Thus, the preference of many small incorporated companies is to have each managing shareholder own a separate class of voting shares.
In a family-operated, incorporated business prior to January 1, 2000, there was also a tax advantage in naming each child as a shareholder in a separate class. A small dividend could be paid to each child without the child performing business services or incurring any personal income tax. However, effective January 1, 2000, dividends (derived from unlisted shares) paid to shareholders under the age of 18 during the year will be taxed at the top marginal rate. When incorporating, you might still wish to set up your children as shareholders but definitely not pay dividends until the year in which they reach age 18.
About the author

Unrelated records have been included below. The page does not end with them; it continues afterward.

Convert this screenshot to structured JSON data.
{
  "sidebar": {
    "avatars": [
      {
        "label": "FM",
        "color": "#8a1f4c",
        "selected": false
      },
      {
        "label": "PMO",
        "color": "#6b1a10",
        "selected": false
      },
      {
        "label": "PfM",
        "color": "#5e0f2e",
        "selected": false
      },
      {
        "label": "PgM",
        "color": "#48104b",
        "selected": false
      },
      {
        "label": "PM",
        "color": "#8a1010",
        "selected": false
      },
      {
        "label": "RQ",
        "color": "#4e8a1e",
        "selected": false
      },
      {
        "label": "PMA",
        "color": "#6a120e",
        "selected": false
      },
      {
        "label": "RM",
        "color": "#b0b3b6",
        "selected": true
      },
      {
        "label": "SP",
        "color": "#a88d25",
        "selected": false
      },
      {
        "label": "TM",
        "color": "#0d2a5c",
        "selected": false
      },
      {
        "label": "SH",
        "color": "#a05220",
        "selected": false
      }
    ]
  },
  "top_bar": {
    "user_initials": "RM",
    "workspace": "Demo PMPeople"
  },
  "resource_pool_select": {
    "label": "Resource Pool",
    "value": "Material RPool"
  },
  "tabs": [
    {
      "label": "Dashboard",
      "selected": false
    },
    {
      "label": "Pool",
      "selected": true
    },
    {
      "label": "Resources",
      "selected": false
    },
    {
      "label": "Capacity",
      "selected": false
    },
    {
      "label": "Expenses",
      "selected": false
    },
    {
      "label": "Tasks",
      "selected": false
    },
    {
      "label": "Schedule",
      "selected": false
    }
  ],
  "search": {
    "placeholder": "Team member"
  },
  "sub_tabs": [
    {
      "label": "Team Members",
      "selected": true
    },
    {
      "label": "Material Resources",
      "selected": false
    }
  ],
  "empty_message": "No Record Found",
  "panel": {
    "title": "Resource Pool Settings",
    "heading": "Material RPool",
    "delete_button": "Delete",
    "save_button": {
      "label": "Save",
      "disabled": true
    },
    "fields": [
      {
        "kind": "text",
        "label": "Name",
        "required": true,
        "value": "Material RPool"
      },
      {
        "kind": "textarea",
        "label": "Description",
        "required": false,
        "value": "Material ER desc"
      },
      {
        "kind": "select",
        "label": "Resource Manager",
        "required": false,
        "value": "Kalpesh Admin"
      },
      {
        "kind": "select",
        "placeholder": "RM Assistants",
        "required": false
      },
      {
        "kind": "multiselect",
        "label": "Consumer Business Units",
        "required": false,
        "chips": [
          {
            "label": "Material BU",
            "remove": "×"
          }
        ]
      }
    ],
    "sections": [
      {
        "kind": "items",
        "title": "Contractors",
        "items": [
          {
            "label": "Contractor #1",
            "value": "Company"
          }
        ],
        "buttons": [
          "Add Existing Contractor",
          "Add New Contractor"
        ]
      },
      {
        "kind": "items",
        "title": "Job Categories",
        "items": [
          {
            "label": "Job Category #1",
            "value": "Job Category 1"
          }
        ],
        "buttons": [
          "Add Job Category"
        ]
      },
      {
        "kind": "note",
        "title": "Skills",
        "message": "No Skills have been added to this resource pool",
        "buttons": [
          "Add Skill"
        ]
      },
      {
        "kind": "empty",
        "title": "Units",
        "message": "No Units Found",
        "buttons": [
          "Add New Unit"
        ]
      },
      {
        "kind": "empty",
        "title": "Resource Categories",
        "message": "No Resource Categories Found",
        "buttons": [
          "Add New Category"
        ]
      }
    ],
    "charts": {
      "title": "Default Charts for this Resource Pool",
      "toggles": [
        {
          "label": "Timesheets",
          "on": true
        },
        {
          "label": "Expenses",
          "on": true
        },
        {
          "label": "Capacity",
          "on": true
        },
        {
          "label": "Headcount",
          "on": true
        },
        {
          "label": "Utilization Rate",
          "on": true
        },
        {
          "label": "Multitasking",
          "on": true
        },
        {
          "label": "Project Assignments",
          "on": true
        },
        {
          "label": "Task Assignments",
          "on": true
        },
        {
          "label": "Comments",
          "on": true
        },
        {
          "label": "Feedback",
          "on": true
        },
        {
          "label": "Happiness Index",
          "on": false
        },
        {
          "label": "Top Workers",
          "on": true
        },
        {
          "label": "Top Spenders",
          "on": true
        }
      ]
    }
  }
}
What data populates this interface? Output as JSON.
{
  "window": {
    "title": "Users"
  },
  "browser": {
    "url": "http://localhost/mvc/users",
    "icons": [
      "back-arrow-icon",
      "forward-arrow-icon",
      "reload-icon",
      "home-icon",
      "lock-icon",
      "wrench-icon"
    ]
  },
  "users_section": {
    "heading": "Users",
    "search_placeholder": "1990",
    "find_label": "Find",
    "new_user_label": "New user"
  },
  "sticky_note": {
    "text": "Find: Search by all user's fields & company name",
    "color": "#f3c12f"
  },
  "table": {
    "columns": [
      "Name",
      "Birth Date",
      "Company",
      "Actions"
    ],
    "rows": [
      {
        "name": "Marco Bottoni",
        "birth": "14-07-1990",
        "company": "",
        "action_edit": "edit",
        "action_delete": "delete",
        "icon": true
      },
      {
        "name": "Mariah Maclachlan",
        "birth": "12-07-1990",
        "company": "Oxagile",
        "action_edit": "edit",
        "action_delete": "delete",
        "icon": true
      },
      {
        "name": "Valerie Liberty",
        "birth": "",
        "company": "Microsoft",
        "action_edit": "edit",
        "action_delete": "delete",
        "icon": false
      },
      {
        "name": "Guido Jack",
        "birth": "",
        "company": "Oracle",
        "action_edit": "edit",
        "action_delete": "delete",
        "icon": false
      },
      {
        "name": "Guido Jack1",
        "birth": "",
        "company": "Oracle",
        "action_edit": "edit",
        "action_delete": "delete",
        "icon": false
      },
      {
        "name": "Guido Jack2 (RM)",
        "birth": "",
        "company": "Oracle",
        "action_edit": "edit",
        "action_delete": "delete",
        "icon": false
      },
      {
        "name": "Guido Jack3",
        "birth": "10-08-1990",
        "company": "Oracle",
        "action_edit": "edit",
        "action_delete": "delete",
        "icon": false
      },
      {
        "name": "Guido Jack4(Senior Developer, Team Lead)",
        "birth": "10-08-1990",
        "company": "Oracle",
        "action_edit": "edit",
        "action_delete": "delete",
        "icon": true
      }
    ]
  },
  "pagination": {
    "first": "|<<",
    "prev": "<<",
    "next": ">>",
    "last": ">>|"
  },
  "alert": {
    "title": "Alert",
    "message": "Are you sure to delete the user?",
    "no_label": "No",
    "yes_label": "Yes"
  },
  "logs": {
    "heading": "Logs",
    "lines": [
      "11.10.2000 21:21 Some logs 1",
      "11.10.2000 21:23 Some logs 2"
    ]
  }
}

Merrilyn Reid is a Calgary-based management consultant specializing in business process improvement, financing and accounting for entrepreneurial organizations. With extensive experience in public practice accounting and a Master of Business Administration degree in Enterprise Development from the University of Calgary, Merrilyn provides clients across a wide spectrum of industries with an integrated approach to solving problems and optimizing opportunities. Merrilyn can be reached via email at: firstname.lastname@example.org.